Asian films flowering in Toronto


TORONTO -- Buoyed by the recent international success of Chinese and Korean films, the possibilities of a pan-Asian film industry are emerging this week at the Toronto International Film Festival.

Korean director Lee Myung-Se brought his film "M," a supernatural love story about a writer who loses his memory and falls in love with a mysterious young girl, to Toronto for a world premiere.

Lee said his next movie, a reworking of a traditional Japanese action movie, will be shot in Japan.

"Even though we have cultural differences and a past, Korean and Japanese filmmakers should be working together," he said Monday night ahead of his first public screening in Toronto.

Giovanna Fulvi, Asian programmer at Toronto, said that indigenous filmmakers across the continent are trying to focus on common themes of ethnicity and identity.

But finding that common Asian filmmaking voice has been hampered, according to Fulvi, by such issues as censorship from Beijing and a downturn for the Korean film industry, which has seen Japan importing fewer of its titles of late.

Azusa Soya, manager of international promotions at UniJapan, said that Japanese producers are more open to making films with Asian partners.

"If someone says Japanese movies, people think Manga, or (with) Korea, its sad love stories. But Asian film is more about variety these days, with new directors trying new things," she said.

Soya added that audiences in Korea and Japan recognize each other's pop music and film stars, while producers in both countries have shown a willingness to shoot movies in such exotic locations as Thailand and Vietnam.

Also in Toronto is Iranian director Pourya Azarbayjani, who is premiering his "Unfinished Stories," a portrait of three young women who find themselves alone on the streets of Tehran.

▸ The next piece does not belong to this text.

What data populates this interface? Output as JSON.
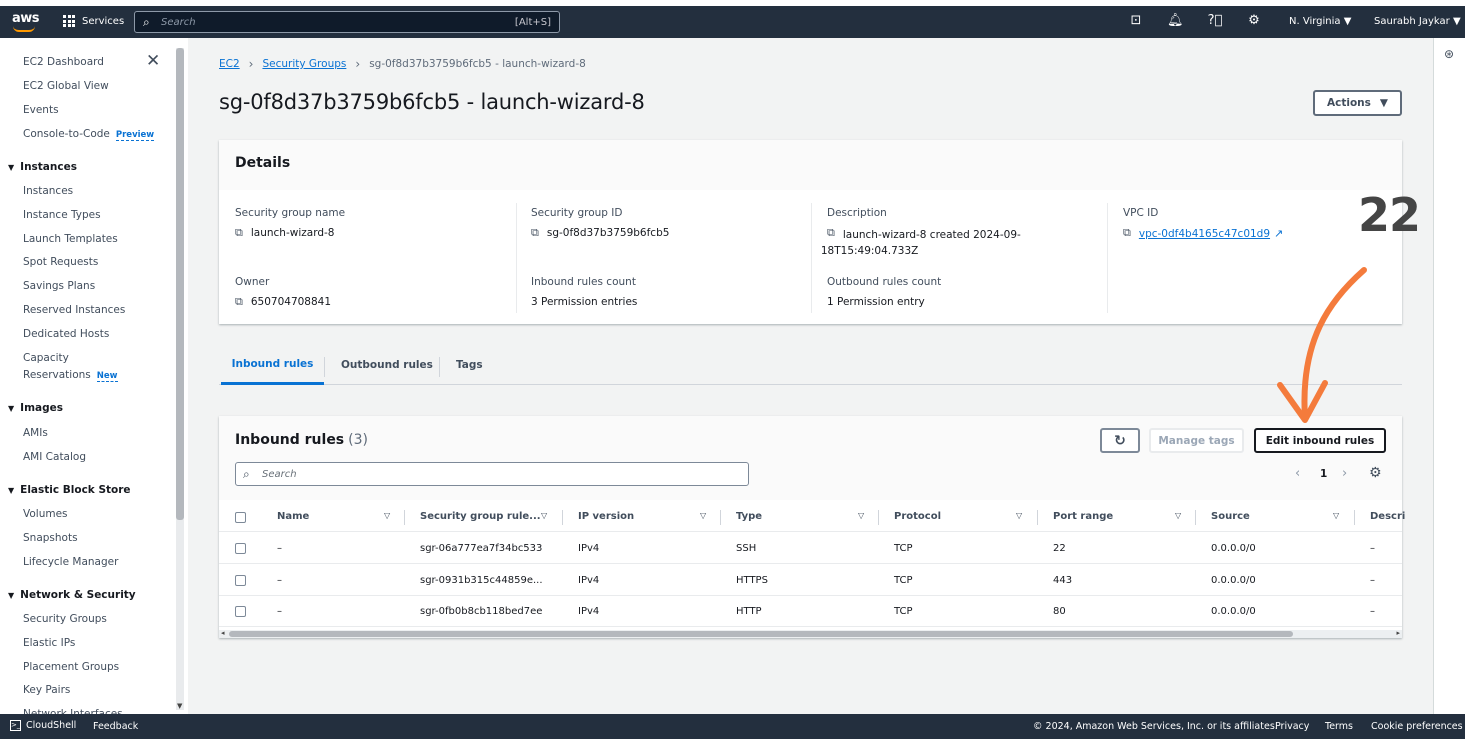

Azarbayjani praised Toronto as a film festival willing to bring ordinary filmgoers out to see his debut feature, which is being sold via international sales agent Sheherazad Media International.

The Toronto International Film Festival continues through Saturday.